PROBLEM STATEMENT: Could you print every entry below exactly as given?

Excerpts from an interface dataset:
------------

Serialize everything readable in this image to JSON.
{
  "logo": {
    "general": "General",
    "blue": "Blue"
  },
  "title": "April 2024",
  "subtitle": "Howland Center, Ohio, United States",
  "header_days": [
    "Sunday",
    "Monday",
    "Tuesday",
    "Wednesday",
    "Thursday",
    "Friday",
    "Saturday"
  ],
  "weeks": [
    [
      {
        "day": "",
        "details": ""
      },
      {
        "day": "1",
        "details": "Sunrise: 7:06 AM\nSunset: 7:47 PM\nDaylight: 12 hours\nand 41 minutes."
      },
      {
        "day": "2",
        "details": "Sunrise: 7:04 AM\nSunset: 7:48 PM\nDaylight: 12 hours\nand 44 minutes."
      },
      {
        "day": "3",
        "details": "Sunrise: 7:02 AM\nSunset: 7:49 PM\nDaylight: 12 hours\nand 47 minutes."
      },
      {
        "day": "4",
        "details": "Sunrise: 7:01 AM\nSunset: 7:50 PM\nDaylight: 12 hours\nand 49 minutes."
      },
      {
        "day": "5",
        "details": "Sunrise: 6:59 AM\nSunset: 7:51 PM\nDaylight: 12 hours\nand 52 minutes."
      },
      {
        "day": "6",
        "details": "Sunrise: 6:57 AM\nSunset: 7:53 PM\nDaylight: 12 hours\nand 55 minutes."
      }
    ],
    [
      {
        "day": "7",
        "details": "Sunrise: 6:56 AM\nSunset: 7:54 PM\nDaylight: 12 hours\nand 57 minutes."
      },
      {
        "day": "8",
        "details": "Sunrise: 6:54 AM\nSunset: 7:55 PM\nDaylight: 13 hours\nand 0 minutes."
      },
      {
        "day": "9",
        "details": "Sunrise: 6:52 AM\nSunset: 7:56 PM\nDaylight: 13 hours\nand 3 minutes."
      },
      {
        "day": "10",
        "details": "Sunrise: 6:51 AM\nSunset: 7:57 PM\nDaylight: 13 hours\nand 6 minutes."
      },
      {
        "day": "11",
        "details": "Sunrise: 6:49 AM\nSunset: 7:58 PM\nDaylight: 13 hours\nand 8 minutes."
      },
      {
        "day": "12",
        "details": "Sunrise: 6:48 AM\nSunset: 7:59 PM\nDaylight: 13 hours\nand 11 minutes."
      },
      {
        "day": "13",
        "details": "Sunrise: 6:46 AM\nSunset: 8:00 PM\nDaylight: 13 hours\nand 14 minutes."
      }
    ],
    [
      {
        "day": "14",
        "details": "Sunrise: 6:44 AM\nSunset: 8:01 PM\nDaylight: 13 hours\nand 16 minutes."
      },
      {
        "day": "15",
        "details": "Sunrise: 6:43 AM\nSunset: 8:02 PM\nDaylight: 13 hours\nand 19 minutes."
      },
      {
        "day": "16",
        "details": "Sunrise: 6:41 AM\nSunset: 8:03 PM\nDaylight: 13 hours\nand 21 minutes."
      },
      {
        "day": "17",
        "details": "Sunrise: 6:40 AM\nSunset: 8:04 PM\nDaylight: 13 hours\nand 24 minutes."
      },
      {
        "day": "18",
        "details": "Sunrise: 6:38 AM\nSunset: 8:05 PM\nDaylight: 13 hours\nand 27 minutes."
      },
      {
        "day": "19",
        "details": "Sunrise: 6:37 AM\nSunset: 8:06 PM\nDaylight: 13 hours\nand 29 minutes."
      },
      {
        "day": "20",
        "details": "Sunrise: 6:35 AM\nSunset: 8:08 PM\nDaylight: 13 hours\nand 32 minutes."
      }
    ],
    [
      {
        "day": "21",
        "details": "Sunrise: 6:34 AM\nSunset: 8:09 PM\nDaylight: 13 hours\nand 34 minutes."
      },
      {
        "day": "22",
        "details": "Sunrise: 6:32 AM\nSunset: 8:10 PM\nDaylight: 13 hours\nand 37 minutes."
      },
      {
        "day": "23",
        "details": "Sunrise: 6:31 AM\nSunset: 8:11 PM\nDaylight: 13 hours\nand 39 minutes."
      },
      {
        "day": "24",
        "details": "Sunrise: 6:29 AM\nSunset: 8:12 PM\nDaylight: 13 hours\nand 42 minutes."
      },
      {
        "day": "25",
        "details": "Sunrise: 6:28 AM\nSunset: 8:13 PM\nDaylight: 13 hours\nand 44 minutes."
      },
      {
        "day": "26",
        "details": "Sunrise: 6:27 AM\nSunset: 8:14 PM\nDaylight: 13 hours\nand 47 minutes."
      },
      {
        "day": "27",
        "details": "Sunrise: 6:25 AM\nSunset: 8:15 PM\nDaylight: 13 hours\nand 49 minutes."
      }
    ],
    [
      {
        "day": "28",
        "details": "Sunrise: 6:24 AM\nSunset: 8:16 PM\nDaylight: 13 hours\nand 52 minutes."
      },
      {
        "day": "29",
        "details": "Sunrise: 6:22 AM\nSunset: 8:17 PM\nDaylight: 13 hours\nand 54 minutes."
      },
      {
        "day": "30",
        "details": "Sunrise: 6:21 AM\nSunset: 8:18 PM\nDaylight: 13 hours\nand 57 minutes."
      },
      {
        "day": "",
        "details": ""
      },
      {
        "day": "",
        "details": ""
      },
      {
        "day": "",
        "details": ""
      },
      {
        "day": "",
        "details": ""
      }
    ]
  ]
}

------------

TASK ANSWER:
Serialize everything readable in this image to JSON.
{
  "logo": {
    "general": "General",
    "blue": "Blue"
  },
  "title": "April 2024",
  "subtitle": "Howland Center, Ohio, United States",
  "header_days": [
    "Sunday",
    "Monday",
    "Tuesday",
    "Wednesday",
    "Thursday",
    "Friday",
    "Saturday"
  ],
  "weeks": [
    [
      {
        "day": "",
        "details": ""
      },
      {
        "day": "1",
        "details": "Sunrise: 7:06 AM\nSunset: 7:47 PM\nDaylight: 12 hours\nand 41 minutes."
      },
      {
        "day": "2",
        "details": "Sunrise: 7:04 AM\nSunset: 7:48 PM\nDaylight: 12 hours\nand 44 minutes."
      },
      {
        "day": "3",
        "details": "Sunrise: 7:02 AM\nSunset: 7:49 PM\nDaylight: 12 hours\nand 47 minutes."
      },
      {
        "day": "4",
        "details": "Sunrise: 7:01 AM\nSunset: 7:50 PM\nDaylight: 12 hours\nand 49 minutes."
      },
      {
        "day": "5",
        "details": "Sunrise: 6:59 AM\nSunset: 7:51 PM\nDaylight: 12 hours\nand 52 minutes."
      },
      {
        "day": "6",
        "details": "Sunrise: 6:57 AM\nSunset: 7:53 PM\nDaylight: 12 hours\nand 55 minutes."
      }
    ],
    [
      {
        "day": "7",
        "details": "Sunrise: 6:56 AM\nSunset: 7:54 PM\nDaylight: 12 hours\nand 57 minutes."
      },
      {
        "day": "8",
        "details": "Sunrise: 6:54 AM\nSunset: 7:55 PM\nDaylight: 13 hours\nand 0 minutes."
      },
      {
        "day": "9",
        "details": "Sunrise: 6:52 AM\nSunset: 7:56 PM\nDaylight: 13 hours\nand 3 minutes."
      },
      {
        "day": "10",
        "details": "Sunrise: 6:51 AM\nSunset: 7:57 PM\nDaylight: 13 hours\nand 6 minutes."
      },
      {
        "day": "11",
        "details": "Sunrise: 6:49 AM\nSunset: 7:58 PM\nDaylight: 13 hours\nand 8 minutes."
      },
      {
        "day": "12",
        "details": "Sunrise: 6:48 AM\nSunset: 7:59 PM\nDaylight: 13 hours\nand 11 minutes."
      },
      {
        "day": "13",
        "details": "Sunrise: 6:46 AM\nSunset: 8:00 PM\nDaylight: 13 hours\nand 14 minutes."
      }
    ],
    [
      {
        "day": "14",
        "details": "Sunrise: 6:44 AM\nSunset: 8:01 PM\nDaylight: 13 hours\nand 16 minutes."
      },
      {
        "day": "15",
        "details": "Sunrise: 6:43 AM\nSunset: 8:02 PM\nDaylight: 13 hours\nand 19 minutes."
      },
      {
        "day": "16",
        "details": "Sunrise: 6:41 AM\nSunset: 8:03 PM\nDaylight: 13 hours\nand 21 minutes."
      },
      {
        "day": "17",
        "details": "Sunrise: 6:40 AM\nSunset: 8:04 PM\nDaylight: 13 hours\nand 24 minutes."
      },
      {
        "day": "18",
        "details": "Sunrise: 6:38 AM\nSunset: 8:05 PM\nDaylight: 13 hours\nand 27 minutes."
      },
      {
        "day": "19",
        "details": "Sunrise: 6:37 AM\nSunset: 8:06 PM\nDaylight: 13 hours\nand 29 minutes."
      },
      {
        "day": "20",
        "details": "Sunrise: 6:35 AM\nSunset: 8:08 PM\nDaylight: 13 hours\nand 32 minutes."
      }
    ],
    [
      {
        "day": "21",
        "details": "Sunrise: 6:34 AM\nSunset: 8:09 PM\nDaylight: 13 hours\nand 34 minutes."
      },
      {
        "day": "22",
        "details": "Sunrise: 6:32 AM\nSunset: 8:10 PM\nDaylight: 13 hours\nand 37 minutes."
      },
      {
        "day": "23",
        "details": "Sunrise: 6:31 AM\nSunset: 8:11 PM\nDaylight: 13 hours\nand 39 minutes."
      },
      {
        "day": "24",
        "details": "Sunrise: 6:29 AM\nSunset: 8:12 PM\nDaylight: 13 hours\nand 42 minutes."
      },
      {
        "day": "25",
        "details": "Sunrise: 6:28 AM\nSunset: 8:13 PM\nDaylight: 13 hours\nand 44 minutes."
      },
      {
        "day": "26",
        "details": "Sunrise: 6:27 AM\nSunset: 8:14 PM\nDaylight: 13 hours\nand 47 minutes."
      },
      {
        "day": "27",
        "details": "Sunrise: 6:25 AM\nSunset: 8:15 PM\nDaylight: 13 hours\nand 49 minutes."
      }
    ],
    [
      {
        "day": "28",
        "details": "Sunrise: 6:24 AM\nSunset: 8:16 PM\nDaylight: 13 hours\nand 52 minutes."
      },
      {
        "day": "29",
        "details": "Sunrise: 6:22 AM\nSunset: 8:17 PM\nDaylight: 13 hours\nand 54 minutes."
      },
      {
        "day": "30",
        "details": "Sunrise: 6:21 AM\nSunset: 8:18 PM\nDaylight: 13 hours\nand 57 minutes."
      },
      {
        "day": "",
        "details": ""
      },
      {
        "day": "",
        "details": ""
      },
      {
        "day": "",
        "details": ""
      },
      {
        "day": "",
        "details": ""
      }
    ]
  ]
}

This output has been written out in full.